Inbound and outbound shipments are checked via a trailer inspection log for criteria including quality, temperature, cleanliness and smell. All outbound trailers must be clean and have no odors. All shipments are staged, shrink-wrapped and loaded, reefer temperatures checked and doors sealed.

The plant employs an operational risk management procedure for food security risk assessment to minimize risks of products being subjected to tampering or criminal or terrorist actions. Recall procedures are verified with mock recalls twice per year.  

“We have food-safety measures in place at American Dairy Brands where each incoming and outgoing carriers are inspected and documented,” Kerrigan explains. For every outbound load dispatched, the driver must have the order number or purchase order number and a valid driver’s license. Bulk receiving ports are locked and secured. Tanker inspections are received with each shipment on the bill of lading. All incoming ingredients and packaging materials are thoroughly inspected, with any suspect loads rejected and sent back to the vendor. All outbound trailers are sealed or locked, including all dropped trailers that are loaded on premises and moved away from shipping doors. 

The plant’s HACCP program consists of flow and hazard analysis charts for each specific product on a particular line. The analysis includes the product description, ingredient/packaging assessment, processing step evaluation, allergen assessment, ingredient/process hazard evaluation summary and critical control point description.  The plan is verified by an outside food consultant, with an annual review of the plan by the HACCP team. Members include representatives from each department – production, maintenance, sanitation and QA. An annual HACCP refresher is conducted to all employees, and the HACCP team meets every other month as part of the plan to ensure product protection and food safety.

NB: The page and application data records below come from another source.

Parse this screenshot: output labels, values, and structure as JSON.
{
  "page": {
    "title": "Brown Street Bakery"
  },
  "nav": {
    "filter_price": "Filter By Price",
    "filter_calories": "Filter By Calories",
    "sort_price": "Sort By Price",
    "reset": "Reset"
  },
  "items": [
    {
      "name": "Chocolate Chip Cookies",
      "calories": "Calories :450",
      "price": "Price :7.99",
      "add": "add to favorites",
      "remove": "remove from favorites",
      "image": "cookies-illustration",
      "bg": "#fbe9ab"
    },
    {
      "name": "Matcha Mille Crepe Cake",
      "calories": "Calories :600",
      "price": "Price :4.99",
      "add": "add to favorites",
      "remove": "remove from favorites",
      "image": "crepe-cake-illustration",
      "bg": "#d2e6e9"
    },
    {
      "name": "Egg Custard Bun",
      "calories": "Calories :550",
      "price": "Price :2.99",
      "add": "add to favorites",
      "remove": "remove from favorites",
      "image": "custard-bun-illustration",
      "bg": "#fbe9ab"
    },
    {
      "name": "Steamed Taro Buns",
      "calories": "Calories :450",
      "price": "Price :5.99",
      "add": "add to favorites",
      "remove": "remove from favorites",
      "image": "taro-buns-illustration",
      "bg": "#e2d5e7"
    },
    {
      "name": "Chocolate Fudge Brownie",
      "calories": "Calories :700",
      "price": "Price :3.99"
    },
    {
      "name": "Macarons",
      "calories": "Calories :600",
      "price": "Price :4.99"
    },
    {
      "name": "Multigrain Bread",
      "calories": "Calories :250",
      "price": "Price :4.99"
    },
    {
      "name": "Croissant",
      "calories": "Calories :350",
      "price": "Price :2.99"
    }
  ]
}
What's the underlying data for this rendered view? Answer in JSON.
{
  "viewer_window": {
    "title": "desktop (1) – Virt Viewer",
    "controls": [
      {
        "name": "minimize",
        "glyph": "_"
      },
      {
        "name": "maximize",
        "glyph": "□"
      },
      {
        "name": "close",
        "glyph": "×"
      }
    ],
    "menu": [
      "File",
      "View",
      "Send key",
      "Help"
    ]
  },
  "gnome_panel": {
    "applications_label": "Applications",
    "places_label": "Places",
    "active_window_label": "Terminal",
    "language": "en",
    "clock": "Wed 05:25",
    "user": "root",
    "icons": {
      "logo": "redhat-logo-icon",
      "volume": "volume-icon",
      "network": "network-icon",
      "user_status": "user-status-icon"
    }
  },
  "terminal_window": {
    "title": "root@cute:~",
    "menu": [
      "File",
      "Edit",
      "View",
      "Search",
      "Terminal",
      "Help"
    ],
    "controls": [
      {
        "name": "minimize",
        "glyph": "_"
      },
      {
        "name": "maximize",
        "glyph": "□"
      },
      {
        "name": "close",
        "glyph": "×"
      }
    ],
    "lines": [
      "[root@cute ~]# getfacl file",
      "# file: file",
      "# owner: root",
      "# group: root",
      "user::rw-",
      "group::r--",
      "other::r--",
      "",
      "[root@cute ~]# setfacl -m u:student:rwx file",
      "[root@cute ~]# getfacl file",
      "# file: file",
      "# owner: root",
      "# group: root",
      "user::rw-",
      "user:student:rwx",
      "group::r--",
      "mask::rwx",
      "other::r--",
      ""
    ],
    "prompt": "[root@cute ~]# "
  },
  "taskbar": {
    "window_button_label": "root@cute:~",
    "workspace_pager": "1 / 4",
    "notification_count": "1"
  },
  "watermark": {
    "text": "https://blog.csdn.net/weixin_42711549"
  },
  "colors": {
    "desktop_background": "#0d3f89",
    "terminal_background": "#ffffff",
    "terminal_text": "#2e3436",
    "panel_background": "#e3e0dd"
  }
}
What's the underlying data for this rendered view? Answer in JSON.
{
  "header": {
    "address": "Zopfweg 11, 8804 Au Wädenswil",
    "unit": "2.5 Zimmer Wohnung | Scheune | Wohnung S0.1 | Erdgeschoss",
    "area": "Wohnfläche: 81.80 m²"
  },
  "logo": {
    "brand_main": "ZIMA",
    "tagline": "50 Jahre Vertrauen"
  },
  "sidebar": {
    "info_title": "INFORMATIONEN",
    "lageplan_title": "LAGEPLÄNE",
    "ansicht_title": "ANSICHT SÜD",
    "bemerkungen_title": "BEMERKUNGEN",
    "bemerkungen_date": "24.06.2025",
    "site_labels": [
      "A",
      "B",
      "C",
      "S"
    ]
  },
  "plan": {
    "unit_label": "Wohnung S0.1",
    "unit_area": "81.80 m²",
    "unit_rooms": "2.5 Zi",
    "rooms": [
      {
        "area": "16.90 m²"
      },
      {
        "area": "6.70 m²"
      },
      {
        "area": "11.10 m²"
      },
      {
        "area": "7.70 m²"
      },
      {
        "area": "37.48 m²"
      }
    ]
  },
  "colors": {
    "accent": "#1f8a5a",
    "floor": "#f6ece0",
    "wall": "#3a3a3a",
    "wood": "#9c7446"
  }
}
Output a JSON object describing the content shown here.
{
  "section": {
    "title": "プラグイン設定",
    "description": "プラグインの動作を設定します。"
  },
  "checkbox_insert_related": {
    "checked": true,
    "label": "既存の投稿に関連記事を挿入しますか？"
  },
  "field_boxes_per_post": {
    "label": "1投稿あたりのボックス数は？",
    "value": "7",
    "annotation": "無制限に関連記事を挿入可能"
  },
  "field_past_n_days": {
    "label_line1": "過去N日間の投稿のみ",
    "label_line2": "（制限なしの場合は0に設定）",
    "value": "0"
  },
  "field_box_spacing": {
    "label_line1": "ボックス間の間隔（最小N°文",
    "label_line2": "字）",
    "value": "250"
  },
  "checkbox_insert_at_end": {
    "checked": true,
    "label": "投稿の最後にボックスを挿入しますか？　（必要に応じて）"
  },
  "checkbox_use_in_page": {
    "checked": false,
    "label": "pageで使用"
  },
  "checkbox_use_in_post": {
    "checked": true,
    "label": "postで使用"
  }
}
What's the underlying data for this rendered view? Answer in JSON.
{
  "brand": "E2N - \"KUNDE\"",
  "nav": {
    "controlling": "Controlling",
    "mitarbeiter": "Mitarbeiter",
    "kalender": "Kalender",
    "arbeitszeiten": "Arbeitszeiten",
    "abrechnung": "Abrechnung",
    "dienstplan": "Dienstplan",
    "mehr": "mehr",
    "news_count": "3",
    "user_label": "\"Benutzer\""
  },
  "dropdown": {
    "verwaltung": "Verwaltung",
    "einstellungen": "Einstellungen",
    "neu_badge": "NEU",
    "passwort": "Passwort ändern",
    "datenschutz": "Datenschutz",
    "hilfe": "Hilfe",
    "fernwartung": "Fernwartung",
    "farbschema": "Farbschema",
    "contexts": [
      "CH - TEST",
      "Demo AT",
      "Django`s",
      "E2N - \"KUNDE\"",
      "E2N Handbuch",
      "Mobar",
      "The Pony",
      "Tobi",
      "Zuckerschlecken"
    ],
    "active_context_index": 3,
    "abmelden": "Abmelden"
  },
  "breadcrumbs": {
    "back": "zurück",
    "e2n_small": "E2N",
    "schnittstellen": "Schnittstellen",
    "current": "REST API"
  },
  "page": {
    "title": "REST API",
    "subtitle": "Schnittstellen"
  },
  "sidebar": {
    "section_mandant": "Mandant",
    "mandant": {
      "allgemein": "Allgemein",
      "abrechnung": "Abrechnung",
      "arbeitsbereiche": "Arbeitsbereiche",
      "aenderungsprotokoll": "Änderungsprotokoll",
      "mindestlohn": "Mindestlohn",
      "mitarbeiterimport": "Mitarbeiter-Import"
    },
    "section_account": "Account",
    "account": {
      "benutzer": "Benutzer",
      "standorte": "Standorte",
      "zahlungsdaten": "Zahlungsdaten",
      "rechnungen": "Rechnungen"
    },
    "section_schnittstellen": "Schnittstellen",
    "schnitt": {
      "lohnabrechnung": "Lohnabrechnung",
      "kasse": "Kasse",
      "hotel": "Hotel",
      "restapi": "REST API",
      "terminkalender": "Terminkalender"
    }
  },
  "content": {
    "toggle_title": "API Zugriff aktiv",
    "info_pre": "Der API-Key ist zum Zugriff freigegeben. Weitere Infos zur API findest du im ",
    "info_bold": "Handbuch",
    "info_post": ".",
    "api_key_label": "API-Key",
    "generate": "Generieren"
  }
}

Shelf-life testing to determine food safety and quality is done on all products for the duration of the declared shelf life in all anticipated storage conditions. In addition, samples are retained and stored from each production date and evaluated as needed.

Beyond the hurdles of safety and security, commodity market variability also presents a challenge to production at the Plymouth plant. “We are directly affected by the cheese/milk market for ingredients and cheese to produce our products, but to sell we are in competition with very large companies,” Kerrigan says. “The upside of this challenge is we are forced to work smarter. This drive has allowed us to validate our processes to run extended-run production and maintain and/or improve our product lines.”

AT a glance

Dairy Farmers of America Inc.
Location: Plymouth, Wis.
Year opened: 1954
Size: 401,600 square feet
Employees: 375
Products made: Natural and processed cheese (shreds, chunks, snack cheeses and slices) totaling 1,260 total UPCs.
Processing capacity: 300 million pounds annually.
Lines: 14, including 2-pound loaf line, one slice-on-slice line, seven single-wrap slice lines, three shred lines and one chunk line. 
Storage capacity: 128,000 square feet cooler, 37,700 square feet dry storage.